Side effects of atypical antipsychotics: extrapyramidal symptoms and the metabolic syndrome.

Harvard South Shore Psychiatry Program, Brockton, MA, USA.
Harvard Review of Psychiatry (Impact Factor: 2.49). 01/2006; 14(3):152-64. DOI: 10.1080/10673220600748486
Source: PubMed

ABSTRACT In this article we examine the two major classes of side effects with atypical antipsychotics: extrapyramidal symptoms (EPS) and the metabolic syndrome (the triad of diabetes, dyslipidemia, and hypertension, with associated obesity). We conclude that atypical antipsychotics continue to have notable risks of EPS, particularly akathisia, and that these agents also appear to increase the risk of the metabolic syndrome, though this effect seems most marked with clozapine and olanzapine. Novel conclusions based on this review are as follows: we provide a classification scheme based on low versus high D2 binding affinity (which is, to our knowledge, a new means of classifying atypical antipsychotics); we emphasize that the akathisia risk is likely equal among agents and that tardive dyskinesia is an early, and not late, risk in treatment (a common misconception); we make the methodological point that in randomized clinical trials, there is a high risk of false-negatives regarding side effects; we raise the issue of confounding bias in epidemiological studies of metabolic syndrome; and we stress the need to compare side effects in the same studies and not different studies. Future prospective observational cohort studies must target side effects and be designed to collect and analyze data on confounding factors.

  • Source
    [Show abstract] [Hide abstract]
    ABSTRACT: Although the treatment of schizophrenia, arguably one of the most devastating diseases today, has been immensely helped by the advent of second-generation antipsychotics, they have come at a considerable cost - the metabolic syndrome (MetS). This adverse effect has been described with several antipsychotics to range between 20%-60%, at least double the prevalence in the general population.

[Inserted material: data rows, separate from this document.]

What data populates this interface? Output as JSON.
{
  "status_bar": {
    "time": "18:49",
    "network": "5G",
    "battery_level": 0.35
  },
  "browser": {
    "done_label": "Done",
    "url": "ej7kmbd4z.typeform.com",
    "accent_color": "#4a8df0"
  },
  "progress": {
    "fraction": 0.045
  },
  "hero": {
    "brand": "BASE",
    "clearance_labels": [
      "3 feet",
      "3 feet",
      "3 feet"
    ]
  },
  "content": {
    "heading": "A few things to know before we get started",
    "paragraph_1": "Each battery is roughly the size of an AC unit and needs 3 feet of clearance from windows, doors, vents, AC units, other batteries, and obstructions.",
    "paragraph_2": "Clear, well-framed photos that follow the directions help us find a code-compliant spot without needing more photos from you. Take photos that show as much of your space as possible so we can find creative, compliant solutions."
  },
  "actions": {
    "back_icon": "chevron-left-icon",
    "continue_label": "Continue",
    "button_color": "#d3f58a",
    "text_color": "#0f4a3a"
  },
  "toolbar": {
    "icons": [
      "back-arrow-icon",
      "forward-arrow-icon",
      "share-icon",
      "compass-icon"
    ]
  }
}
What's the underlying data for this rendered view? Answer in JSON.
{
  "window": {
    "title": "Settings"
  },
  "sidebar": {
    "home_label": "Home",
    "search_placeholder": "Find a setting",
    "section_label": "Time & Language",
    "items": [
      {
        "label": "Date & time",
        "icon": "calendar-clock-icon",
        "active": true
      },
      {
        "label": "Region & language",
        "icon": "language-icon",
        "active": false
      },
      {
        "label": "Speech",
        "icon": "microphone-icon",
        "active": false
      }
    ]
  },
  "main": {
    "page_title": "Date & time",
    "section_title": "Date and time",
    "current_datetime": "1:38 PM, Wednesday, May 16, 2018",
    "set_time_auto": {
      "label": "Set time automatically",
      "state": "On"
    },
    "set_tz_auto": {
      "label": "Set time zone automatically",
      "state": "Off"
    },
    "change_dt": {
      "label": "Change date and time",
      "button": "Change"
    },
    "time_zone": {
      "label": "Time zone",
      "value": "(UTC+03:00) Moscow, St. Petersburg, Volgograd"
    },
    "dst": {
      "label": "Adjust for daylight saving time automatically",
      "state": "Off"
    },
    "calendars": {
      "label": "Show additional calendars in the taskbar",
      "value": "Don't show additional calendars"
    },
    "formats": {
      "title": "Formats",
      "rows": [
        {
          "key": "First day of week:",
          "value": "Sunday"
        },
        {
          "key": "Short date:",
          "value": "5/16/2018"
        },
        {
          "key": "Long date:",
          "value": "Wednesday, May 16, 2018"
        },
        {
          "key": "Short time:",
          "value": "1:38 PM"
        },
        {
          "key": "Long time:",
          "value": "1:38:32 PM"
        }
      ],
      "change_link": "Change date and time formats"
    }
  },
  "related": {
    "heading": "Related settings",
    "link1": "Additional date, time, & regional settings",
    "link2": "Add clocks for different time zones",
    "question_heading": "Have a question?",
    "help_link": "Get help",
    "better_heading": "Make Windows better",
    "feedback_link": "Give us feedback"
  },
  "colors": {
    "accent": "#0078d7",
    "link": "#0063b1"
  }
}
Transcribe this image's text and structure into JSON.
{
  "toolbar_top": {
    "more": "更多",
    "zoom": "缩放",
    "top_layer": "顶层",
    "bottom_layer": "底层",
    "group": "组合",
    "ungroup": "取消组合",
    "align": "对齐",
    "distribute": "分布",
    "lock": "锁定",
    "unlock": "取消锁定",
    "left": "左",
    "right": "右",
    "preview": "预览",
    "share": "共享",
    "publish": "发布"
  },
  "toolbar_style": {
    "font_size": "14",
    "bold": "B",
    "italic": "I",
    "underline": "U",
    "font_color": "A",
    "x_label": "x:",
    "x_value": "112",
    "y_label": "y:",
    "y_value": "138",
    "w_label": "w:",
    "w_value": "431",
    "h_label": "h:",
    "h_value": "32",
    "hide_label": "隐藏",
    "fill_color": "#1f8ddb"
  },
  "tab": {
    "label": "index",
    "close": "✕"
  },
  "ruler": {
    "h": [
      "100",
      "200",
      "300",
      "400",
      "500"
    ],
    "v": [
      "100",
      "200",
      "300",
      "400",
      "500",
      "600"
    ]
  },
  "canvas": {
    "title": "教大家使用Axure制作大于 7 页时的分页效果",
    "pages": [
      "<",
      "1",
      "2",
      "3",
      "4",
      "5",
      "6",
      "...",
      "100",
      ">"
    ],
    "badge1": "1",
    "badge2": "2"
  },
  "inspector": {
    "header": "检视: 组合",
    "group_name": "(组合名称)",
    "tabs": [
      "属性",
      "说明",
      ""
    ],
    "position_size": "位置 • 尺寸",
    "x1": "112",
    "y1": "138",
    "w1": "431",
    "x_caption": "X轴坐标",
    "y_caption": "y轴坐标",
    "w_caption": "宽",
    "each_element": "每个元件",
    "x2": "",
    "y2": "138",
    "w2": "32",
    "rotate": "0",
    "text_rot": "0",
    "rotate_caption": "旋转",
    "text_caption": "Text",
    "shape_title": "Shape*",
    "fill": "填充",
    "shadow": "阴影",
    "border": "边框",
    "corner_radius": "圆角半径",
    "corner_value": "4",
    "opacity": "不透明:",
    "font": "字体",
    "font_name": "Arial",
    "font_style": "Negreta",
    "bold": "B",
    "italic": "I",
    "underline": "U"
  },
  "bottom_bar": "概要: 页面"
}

All consecutive patients with first episode schizophrenia at our referral psychiatric hospital were recruited in an extensive prospective randomized, double-blind controlled study including measures of waist circumference (WC), blood pressure (SBP/DBP), triglyceride (TGL), high-density lipoproteins (HDL) and fasting blood sugar (FBS) levels and randomized to receive either, haloperidol, olanzapine or risperidone. The prevalence of MetS was assessed based on two criteria- ATP IIIA and criteria of International Diabetes Federation (IDF). This was compared with a gender, age, exercise and diet matched healthy control group. The analysis of 99 patients showed a prevalence of MetS as 10.1% and 18.2% as assessed by ATP IIIA and IDF criteria respectively. The prevalence of MetS in our sample of patients with schizophrenia is at least five times as high when compared to the matched healthy control group. Olanzapine had maximum prevalence of MetS at 20-25% followed by risperidone at 9-24% and haloperidol at 0-3%. Metabolic syndrome is highly prevalent among treated patients with first episode schizophrenia. Early monitoring of patients on atypical antipsychotics can possibly play an important role in early detection and hence prevention of the metabolic syndrome.
    Schizophrenia Research 05/2008; 101(1-3):266-72. DOI:10.1016/j.schres.2008.01.004 · 4.43 Impact Factor
  • Source
    [Show abstract] [Hide abstract]
    ABSTRACT: Antipsychotics are effective drugs that are prescribed frequently for a large group of patients. However, they also have many side-effects which can lead ultimately to serious somatic complications. These complications fall into various categories: metabolic, cardiovascular, neurobiological, haematological, gastro-intestinal and urogenital. To make an inventory of the side-effects and advise on ways of monitoring and preventing them. method The multidisciplinary working group on somatic complications arising from the use of antipsychotics (Werkgroep Somatische Complicaties) has collected literature on the subject and has discussed it at a number of consensus meetings. results The most frequent somatic complications are described on the basis of specific risk profiles and advice is given on how to identify these complications and on how to treat them when necessary. It is essential to monitor, systematically and regularly, somatic complications arising from the use of antipsychotics; furthermore, polypharmacy should be avoided. The person ultimately responsible for this is the doctor who has prescribed the antipsychotics. In addition, it is important to draw patients' attention to the general rules for a healthy lifestyle: no smoking, a balanced diet and adequate exercise. It is very important that somatic complications should be monitored carefully and accurately. So far, the Netherlands has no official guidelines on ways to identify and treat somatic complications.
    Tijdschrift voor psychiatrie 02/2008; 50(9):579-91.
  • Source
    Medicinski pregled 12/2013; DOI:10.2298/MPNS13S1047V